Employees can take отпуск за свой счёт (unpaid leave) when there is an emergency or when they just need a break and don’t care if it’s compensated or not. In the academic world, this is codified as академический отпуск (academic leave of absence). When students need to take a break for one or more of a list of legally acceptable reasons, they can take a leave of absence without withdrawing from school. But there are websites in Russia that help you do this even when you don’t have any particular reason at all: Как взять академический отпуск в университете без причины (How to take an academic leave at the university for no reason).

Another somewhat specialized term for a vacation is побывка. It’s from the verb побывать (to visit) and means a short stay. You can use it to describe a quick trip home: В летний период деревни несколько оживали: к старухам приезжали на побывку дети или внуки (During the summer the village perked up: children and grandchildren came for a short stay with the old folks.) But it is probably more common as a short leave or furlough from military service: Едут на побывку домой тысячи военнослужащих (Thousands of military personnel are going home on furlough.)

And finally, there are mini-vacations: breaks and breathers, what you need no matter what you’re doing — whether it’s cleaning up the yard after the winter or working like a dog at the office. A break is перерыв, and some people are good at taking them: Мы не особо торопились. Часто делали перерывы. Спускались в буфет попить кофе или во двор ― покурить (We weren’t in any particular rush. We took breaks often. We went downstairs to the café to drink coffee or went out into the courtyard to have a cigarette.)

In offices you take обеденный перерыв (lunch break). And any time you are desperate to have a shoe repaired, or pay your utility bill, or pick up some milk, закон подлости (Murphy’s Law) will guarantee that you’ll see a locked door and the sign технический перерыв (service break). I hate this sign because it can mean anything from “the guy who runs the place ran out to buy some cigarettes” to “the entire electrical system short-circuited and it will take a week to fix.”

Передышка is a breather, from the very useful verb отдышаться (to catch your breath). You might hear it said about business: Издатели были сродни рабам на галерах. “Книжные пираты” не давали им передышки (Publishers were like galley slaves. “Book pirates” didn’t let them even catch their breath.)

But you need this word over the coming days and weeks when your family will forget how out of shape you all are and launch into huge and exhausting projects at the dacha, like painting the eaves or digging up a new garden or cleaning out the attic. Do not waver in your resolve. Every half hour say: Ребята! Вы как хотите, а я возьму передышку (Guys, you can do what you want, but I’m taking a breather.)
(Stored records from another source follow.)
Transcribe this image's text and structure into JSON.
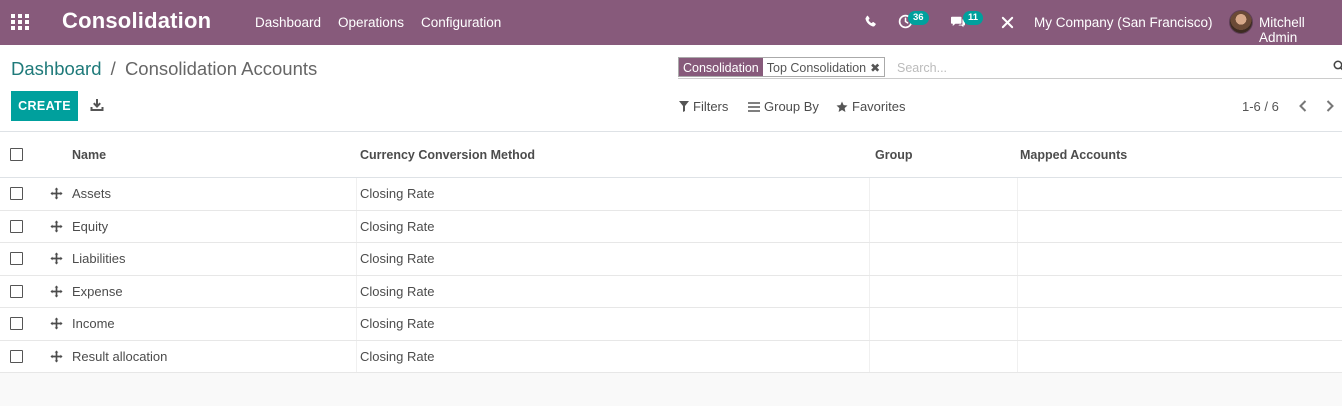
{
  "navbar": {
    "app_title": "Consolidation",
    "menu": [
      "Dashboard",
      "Operations",
      "Configuration"
    ],
    "activity_count": "36",
    "message_count": "11",
    "company": "My Company (San Francisco)",
    "user": "Mitchell Admin"
  },
  "breadcrumb": {
    "parent": "Dashboard",
    "separator": "/",
    "current": "Consolidation Accounts"
  },
  "search": {
    "facet_label": "Consolidation",
    "facet_value": "Top Consolidation",
    "facet_remove": "✖",
    "placeholder": "Search..."
  },
  "toolbar": {
    "create_label": "CREATE",
    "filters_label": "Filters",
    "group_by_label": "Group By",
    "favorites_label": "Favorites"
  },
  "pager": {
    "value": "1-6 / 6"
  },
  "table": {
    "columns": [
      "Name",
      "Currency Conversion Method",
      "Group",
      "Mapped Accounts"
    ],
    "rows": [
      {
        "name": "Assets",
        "method": "Closing Rate",
        "group": "",
        "mapped": ""
      },
      {
        "name": "Equity",
        "method": "Closing Rate",
        "group": "",
        "mapped": ""
      },
      {
        "name": "Liabilities",
        "method": "Closing Rate",
        "group": "",
        "mapped": ""
      },
      {
        "name": "Expense",
        "method": "Closing Rate",
        "group": "",
        "mapped": ""
      },
      {
        "name": "Income",
        "method": "Closing Rate",
        "group": "",
        "mapped": ""
      },
      {
        "name": "Result allocation",
        "method": "Closing Rate",
        "group": "",
        "mapped": ""
      }
    ]
  },
  "colors": {
    "navbar": "#875a7b",
    "primary": "#00a09d",
    "link": "#1f7a7a"
  }
}
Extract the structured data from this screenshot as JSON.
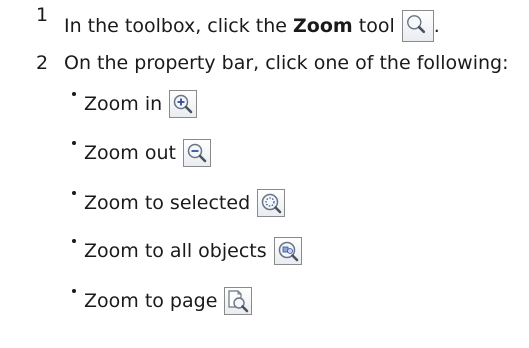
{
  "steps": [
    {
      "number": "1",
      "text_before": "In the toolbox, click the",
      "bold": "Zoom",
      "text_after": "tool",
      "end_punct": ".",
      "icon": "zoom-tool-icon"
    },
    {
      "number": "2",
      "text": "On the property bar, click one of the following:"
    }
  ],
  "options": [
    {
      "label": "Zoom in",
      "icon": "zoom-in-icon"
    },
    {
      "label": "Zoom out",
      "icon": "zoom-out-icon"
    },
    {
      "label": "Zoom to selected",
      "icon": "zoom-to-selected-icon"
    },
    {
      "label": "Zoom to all objects",
      "icon": "zoom-to-all-objects-icon"
    },
    {
      "label": "Zoom to page",
      "icon": "zoom-to-page-icon"
    }
  ]
}
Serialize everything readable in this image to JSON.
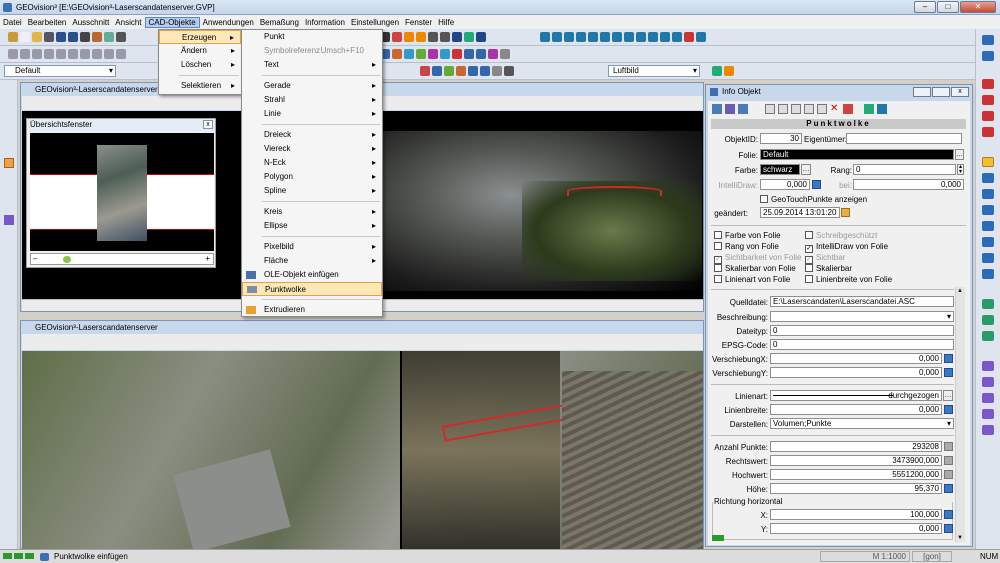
{
  "window": {
    "title": "GEOvision³ [E:\\GEOvision³-Laserscandatenserver.GVP]"
  },
  "menubar": [
    "Datei",
    "Bearbeiten",
    "Ausschnitt",
    "Ansicht",
    "CAD-Objekte",
    "Anwendungen",
    "Bemaßung",
    "Information",
    "Einstellungen",
    "Fenster",
    "Hilfe"
  ],
  "toolbar": {
    "layer": "Default",
    "bild": "Luftbild"
  },
  "cad_menu": [
    "Erzeugen",
    "Ändern",
    "Löschen",
    "Selektieren"
  ],
  "erzeugen_menu": {
    "punkt": "Punkt",
    "symbolreferenz": "Symbolreferenz",
    "symbol_shortcut": "Umsch+F10",
    "text": "Text",
    "gerade": "Gerade",
    "strahl": "Strahl",
    "linie": "Linie",
    "dreieck": "Dreieck",
    "viereck": "Viereck",
    "neck": "N-Eck",
    "polygon": "Polygon",
    "spline": "Spline",
    "kreis": "Kreis",
    "ellipse": "Ellipse",
    "pixelbild": "Pixelbild",
    "flaeche": "Fläche",
    "ole": "OLE-Objekt einfügen",
    "punktwolke": "Punktwolke",
    "extrudieren": "Extrudieren"
  },
  "view1": {
    "title": "GEOvision³-Laserscandatenserver (1)"
  },
  "overview": {
    "title": "Übersichtsfenster"
  },
  "view2": {
    "title": "GEOvision³-Laserscandatenserver"
  },
  "info": {
    "title": "Info Objekt",
    "header": "Punktwolke",
    "objektid_label": "ObjektID:",
    "objektid": "30",
    "eigentuemer_label": "Eigentümer:",
    "folie_label": "Folie:",
    "folie": "Default",
    "farbe_label": "Farbe:",
    "farbe": "schwarz",
    "rang_label": "Rang:",
    "rang": "0",
    "intellidraw_label": "IntelliDraw:",
    "intellidraw": "0,000",
    "bei_label": "bei:",
    "bei": "0,000",
    "geotouch": "GeoTouchPunkte anzeigen",
    "geaendert_label": "geändert:",
    "geaendert": "25.09.2014 13:01:20",
    "cb": [
      "Farbe von Folie",
      "Schreibgeschützt",
      "Rang von Folie",
      "IntelliDraw von Folie",
      "Sichtbarkeit von Folie",
      "Sichtbar",
      "Skalierbar von Folie",
      "Skalierbar",
      "Linienart von Folie",
      "Linienbreite von Folie"
    ],
    "quelldatei_label": "Quelldatei:",
    "quelldatei": "E:\\Laserscandaten\\Laserscandatei.ASC",
    "beschreibung_label": "Beschreibung:",
    "dateityp_label": "Dateityp:",
    "dateityp": "0",
    "epsg_label": "EPSG-Code:",
    "epsg": "0",
    "verschx_label": "VerschiebungX:",
    "verschx": "0,000",
    "verschy_label": "VerschiebungY:",
    "verschy": "0,000",
    "linienart_label": "Linienart:",
    "linienart": "durchgezogen",
    "linienbreite_label": "Linienbreite:",
    "linienbreite": "0,000",
    "darstellen_label": "Darstellen:",
    "darstellen": "Volumen;Punkte",
    "anzahl_label": "Anzahl Punkte:",
    "anzahl": "293208",
    "rechts_label": "Rechtswert:",
    "rechts": "3473900,000",
    "hoch_label": "Hochwert:",
    "hoch": "5551200,000",
    "hoehe_label": "Höhe:",
    "hoehe": "95,370",
    "richtung": "Richtung horizontal",
    "x_label": "X:",
    "x": "100,000",
    "y_label": "Y:",
    "y": "0,000"
  },
  "status": {
    "text": "Punktwolke einfügen",
    "scale": "M 1:1000",
    "unit": "[gon]",
    "num": "NUM"
  }
}
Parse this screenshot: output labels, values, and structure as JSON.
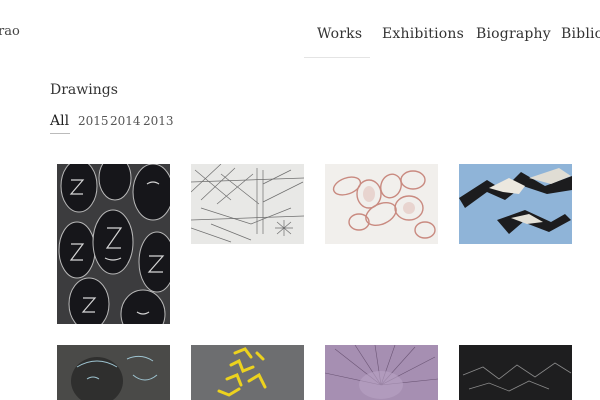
{
  "site": {
    "name": "rao"
  },
  "nav": {
    "items": [
      {
        "label": "Works",
        "active": true
      },
      {
        "label": "Exhibitions"
      },
      {
        "label": "Biography"
      },
      {
        "label": "Bibliog"
      }
    ]
  },
  "section": {
    "title": "Drawings"
  },
  "filters": {
    "items": [
      "All",
      "2015",
      "2014",
      "2013"
    ],
    "active": "All"
  },
  "gallery": {
    "items": [
      {
        "name": "artwork-faces"
      },
      {
        "name": "artwork-line-grid"
      },
      {
        "name": "artwork-pink-loops"
      },
      {
        "name": "artwork-blue-shapes"
      },
      {
        "name": "artwork-dark-figure"
      },
      {
        "name": "artwork-yellow-marks"
      },
      {
        "name": "artwork-violet-burst"
      },
      {
        "name": "artwork-dark-lines"
      }
    ]
  },
  "colors": {
    "text": "#333333",
    "background": "#ffffff",
    "divider": "#e4e4e4"
  }
}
С майскими праздниками! (Have fun on the May holidays!)

The views expressed in opinion pieces do not necessarily reflect the position of The Moscow Times.